In addition to the cable-operated switches, other mechanical upgrades included a specially designed tension control system for the Unwind, adapters to couple new servo motors to existing spray head linear actuators, a line speed encoder at the oven exit and a linear position transducer for accumulator feedback. The EDC Field Installation Team installed and wired the new elements on Line 2 and ensured their proper functionality.

As previously mentioned, EDC consolidated all PLC logic into one CPU that closely communicates with the new HMI and S120 drive system. A user-friendly HMI screen and a recipe system were incorporated to improve the operator’s experience running the line. An offline program to convert the customer’s CAD files to data the PLC could use for proper control of the spray heads was a crucial part of the upgrade. EDC’s Project Engineer wrote an open-source Java script/HTML interface that could be modified by anyone with those computer language skills, eliminating the proprietary nature of the previous software incarnation.
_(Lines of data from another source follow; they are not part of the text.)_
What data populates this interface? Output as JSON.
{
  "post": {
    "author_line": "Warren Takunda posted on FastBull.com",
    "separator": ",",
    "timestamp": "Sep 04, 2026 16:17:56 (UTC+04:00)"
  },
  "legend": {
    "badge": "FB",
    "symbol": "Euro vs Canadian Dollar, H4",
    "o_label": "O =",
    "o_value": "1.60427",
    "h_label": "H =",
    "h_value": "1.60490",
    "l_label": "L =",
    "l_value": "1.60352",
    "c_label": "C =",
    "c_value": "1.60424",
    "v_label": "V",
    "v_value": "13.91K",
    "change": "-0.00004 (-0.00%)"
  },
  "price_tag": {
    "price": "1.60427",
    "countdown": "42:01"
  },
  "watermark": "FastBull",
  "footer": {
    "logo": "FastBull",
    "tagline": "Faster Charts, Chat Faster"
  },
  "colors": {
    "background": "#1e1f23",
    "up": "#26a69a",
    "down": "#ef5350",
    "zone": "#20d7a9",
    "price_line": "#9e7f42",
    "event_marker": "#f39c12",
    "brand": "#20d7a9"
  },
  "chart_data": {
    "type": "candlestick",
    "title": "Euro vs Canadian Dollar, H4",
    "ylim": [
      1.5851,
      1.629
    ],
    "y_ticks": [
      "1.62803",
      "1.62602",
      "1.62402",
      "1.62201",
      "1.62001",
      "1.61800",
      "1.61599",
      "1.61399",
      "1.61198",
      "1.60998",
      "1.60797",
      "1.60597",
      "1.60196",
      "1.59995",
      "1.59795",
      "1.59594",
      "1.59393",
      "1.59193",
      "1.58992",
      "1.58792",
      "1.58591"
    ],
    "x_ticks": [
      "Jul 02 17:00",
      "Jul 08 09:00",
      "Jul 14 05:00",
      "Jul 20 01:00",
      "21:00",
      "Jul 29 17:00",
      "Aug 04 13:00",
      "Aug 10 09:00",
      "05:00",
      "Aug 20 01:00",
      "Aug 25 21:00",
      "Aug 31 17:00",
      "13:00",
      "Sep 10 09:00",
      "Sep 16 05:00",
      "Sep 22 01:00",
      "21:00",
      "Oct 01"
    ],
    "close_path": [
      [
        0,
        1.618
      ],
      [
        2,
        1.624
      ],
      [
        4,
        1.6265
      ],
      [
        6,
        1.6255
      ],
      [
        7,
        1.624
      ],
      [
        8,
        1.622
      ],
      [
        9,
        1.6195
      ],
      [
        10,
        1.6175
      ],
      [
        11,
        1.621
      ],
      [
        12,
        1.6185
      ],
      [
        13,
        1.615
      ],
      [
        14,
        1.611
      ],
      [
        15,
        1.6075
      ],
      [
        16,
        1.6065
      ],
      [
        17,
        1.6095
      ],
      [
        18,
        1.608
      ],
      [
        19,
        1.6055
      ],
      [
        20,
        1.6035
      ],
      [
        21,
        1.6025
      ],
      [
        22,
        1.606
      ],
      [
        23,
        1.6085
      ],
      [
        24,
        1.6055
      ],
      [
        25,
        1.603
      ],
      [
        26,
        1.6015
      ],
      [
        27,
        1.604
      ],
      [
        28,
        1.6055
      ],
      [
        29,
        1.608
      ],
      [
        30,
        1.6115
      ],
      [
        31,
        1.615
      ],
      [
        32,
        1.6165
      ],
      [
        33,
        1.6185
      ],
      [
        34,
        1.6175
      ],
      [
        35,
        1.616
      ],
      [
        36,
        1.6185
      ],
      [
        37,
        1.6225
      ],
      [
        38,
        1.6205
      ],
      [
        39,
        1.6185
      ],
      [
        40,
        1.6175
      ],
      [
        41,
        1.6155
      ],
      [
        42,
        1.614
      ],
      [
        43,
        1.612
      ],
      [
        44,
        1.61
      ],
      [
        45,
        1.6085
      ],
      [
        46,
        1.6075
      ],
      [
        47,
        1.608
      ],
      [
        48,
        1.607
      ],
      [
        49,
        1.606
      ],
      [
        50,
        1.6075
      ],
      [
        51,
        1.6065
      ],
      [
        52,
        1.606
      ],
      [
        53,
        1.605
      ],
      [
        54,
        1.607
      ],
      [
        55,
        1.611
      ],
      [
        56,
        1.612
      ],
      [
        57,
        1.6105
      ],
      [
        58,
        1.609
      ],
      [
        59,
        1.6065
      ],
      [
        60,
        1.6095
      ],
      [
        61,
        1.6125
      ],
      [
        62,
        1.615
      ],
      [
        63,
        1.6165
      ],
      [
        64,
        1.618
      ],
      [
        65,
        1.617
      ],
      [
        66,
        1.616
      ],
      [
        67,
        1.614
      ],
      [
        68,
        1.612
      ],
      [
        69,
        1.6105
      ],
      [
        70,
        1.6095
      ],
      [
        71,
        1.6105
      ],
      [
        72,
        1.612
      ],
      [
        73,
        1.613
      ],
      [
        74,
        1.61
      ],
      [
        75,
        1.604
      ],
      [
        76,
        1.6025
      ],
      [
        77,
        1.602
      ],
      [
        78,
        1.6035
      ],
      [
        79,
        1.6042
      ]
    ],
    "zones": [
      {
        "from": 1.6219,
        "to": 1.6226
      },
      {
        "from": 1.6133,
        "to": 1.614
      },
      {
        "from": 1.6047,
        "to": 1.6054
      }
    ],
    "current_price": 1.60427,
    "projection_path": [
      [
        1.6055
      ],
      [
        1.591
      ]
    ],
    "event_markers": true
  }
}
Another key element of EDC’s retrofit is their documentation. A full set of wiring schematics was created that included reference for all components, wire numbers and a terminal plan. The customer was given a physical binder with hard copies of the drawings and digital copies of the control programs, the CAD conversion program and component manuals. A Tosibox remote access module was installed and connected to the machine’s control network. When connected to the internet, this device provides an ultra-secure VPN tunnel for remote monitoring and troubleshooting.

Impact

The improvements EDC made on Line 2 were substantial. Heytex went from a non-operational line whose parts were being cannibalized to keep an adjacent line running to a fully functional, efficient line with a state-of-the-art control system. Improvements included:

  • Streamlined workflow making it easier to go from the customer’s drawing to product runs, eliminating a full set-up step
  • Open source programs that can be modified and improved by any qualified service provider, eliminating proprietary software
  • An energy-efficient control architecture that is rugged, orderly and fully documented without reliance on ever-changing personal computer hardware
  • Improved control of the Oven conveyor, Tensioner and Rewind motors including better accuracy and synchronization through all speed ranges 
  • Improved Accumulator control that prevents finished product from touching the floor as was the case during Rewind roll changeover
  • User-friendly operator interface screens with more relevant operational feedback, alarms, messages and maintenance screens 
  • New capability to switch between patterns in the middle of a single roll and stop and resume a pattern if there is an Estop or alarm, potentially saving hundreds of yards of material per year
  • Remote monitoring and troubleshooting capability which was utilized to its full potential one month after start-up when Heytex needed to recalibrate Line 2 for new material. EDC was able to support them remotely and avoid a costly service trip from New Jersey to Virginia.
  • A retrofit platform with documentation, programs and drawings that can be utilized to upgrade Line 1, ensuring production viability for years to come

To sum up the benefits of the project, EDC’s VP of Engineering Chuck Dillard said, “If you look back, only Line 1 was operable. Now both lines are running, and Line 2 runs more efficiently with higher throughput than the machine’s original design.”